Reporters Without Borders is concerned about several incidents affecting the news media since Israel began its air strikes on the Gaza Strip on 27 December, including the bombing of the headquarters of the Hamas TV station Al-Aqsa TV, as well as Israel's ban on all international news media entering the territory.
Al-Aqsa TV's five-storey headquarters in Gaza City was completely destroyed when it was bombed by the Israeli air force on 28 December. Several people were injured but no deaths were reported in the bombing.

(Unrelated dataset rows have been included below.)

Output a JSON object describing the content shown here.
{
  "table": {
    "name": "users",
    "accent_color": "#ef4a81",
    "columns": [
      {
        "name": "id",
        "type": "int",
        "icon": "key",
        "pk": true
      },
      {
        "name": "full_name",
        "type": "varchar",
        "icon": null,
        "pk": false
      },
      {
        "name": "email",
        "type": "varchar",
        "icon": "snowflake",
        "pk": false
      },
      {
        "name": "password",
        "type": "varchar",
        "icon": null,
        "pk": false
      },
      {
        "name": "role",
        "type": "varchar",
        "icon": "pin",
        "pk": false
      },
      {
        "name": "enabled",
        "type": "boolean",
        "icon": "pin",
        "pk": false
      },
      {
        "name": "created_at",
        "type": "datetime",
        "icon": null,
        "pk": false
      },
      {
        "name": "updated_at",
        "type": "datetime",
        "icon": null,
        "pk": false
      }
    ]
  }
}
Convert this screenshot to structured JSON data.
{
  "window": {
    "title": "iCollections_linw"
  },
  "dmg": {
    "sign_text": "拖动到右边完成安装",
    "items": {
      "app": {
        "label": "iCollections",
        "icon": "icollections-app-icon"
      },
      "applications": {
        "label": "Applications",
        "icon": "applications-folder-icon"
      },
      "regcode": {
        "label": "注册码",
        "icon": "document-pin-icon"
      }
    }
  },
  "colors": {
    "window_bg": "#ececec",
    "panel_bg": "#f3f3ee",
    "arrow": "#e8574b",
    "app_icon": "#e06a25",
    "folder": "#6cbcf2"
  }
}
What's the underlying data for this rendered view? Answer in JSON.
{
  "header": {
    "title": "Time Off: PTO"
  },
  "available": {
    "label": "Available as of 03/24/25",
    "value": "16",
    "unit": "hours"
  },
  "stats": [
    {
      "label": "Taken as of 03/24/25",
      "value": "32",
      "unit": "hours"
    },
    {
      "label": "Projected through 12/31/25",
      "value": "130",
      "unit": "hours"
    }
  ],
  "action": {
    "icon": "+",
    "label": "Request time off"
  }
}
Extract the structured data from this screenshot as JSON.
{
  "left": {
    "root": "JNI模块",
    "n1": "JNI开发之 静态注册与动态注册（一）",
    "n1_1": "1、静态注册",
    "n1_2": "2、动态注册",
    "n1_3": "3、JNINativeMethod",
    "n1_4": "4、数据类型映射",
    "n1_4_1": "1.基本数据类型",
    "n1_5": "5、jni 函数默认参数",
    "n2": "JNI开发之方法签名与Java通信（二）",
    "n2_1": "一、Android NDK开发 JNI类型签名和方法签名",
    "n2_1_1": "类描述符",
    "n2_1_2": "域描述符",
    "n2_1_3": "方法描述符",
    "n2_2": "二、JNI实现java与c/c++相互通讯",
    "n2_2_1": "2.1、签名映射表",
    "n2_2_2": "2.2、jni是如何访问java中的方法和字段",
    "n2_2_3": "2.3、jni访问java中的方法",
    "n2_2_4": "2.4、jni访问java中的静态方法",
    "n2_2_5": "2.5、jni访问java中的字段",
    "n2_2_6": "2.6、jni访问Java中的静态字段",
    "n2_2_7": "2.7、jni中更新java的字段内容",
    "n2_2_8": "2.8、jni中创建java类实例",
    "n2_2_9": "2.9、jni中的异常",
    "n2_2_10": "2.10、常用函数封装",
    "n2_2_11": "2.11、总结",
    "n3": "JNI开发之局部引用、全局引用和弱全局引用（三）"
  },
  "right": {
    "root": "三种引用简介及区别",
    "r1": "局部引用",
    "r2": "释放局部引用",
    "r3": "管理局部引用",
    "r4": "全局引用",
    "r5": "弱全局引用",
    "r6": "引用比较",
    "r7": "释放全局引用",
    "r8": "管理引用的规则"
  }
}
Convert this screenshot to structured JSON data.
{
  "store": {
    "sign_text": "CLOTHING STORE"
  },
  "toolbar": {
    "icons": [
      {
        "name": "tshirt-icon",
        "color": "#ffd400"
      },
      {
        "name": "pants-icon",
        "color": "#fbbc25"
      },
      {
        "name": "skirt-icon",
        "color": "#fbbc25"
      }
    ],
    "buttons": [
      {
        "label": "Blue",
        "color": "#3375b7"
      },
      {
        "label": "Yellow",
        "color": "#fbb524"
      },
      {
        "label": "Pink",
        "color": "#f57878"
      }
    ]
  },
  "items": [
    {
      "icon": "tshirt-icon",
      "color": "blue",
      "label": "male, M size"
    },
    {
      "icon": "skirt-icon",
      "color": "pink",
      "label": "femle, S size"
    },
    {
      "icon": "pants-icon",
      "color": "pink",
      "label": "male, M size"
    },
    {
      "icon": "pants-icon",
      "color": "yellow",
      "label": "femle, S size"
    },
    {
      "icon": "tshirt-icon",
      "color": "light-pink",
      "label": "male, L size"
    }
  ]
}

The station has managed to continue broadcasting.
Reporters Without Borders condemned the bombing of Al-Aqsa TV as a “flagrant violation of humanitarian law” in a letter today to Israeli defence minister Ehud Barak. “The television station's use as a propaganda outlet by Hamas does not make it a legitimate military target,” the letter said.
“If the State of Israel openly legitimises military attacks on news media, even propaganda media, this should be clearly and officially expressed and established by the civilian authorities so that everyone knows that they dispute that international humanitarian law applies to the conflicts in which they are involved,” the letter added.
Reporters Without Borders also deplores Israel's decision to deny the international media access to the Gaza Strip by declaring it a “closed military zone.” Closed since November, the Erez border crossing between Israel and the Gaza Strip was reopened for a few hours before the start of the offensive only to be closed again.
Reporters Without Borders has also learned that three so far unidentified journalists were injured in the bombardment of the Hamas police headquarters on the first day of the offensive.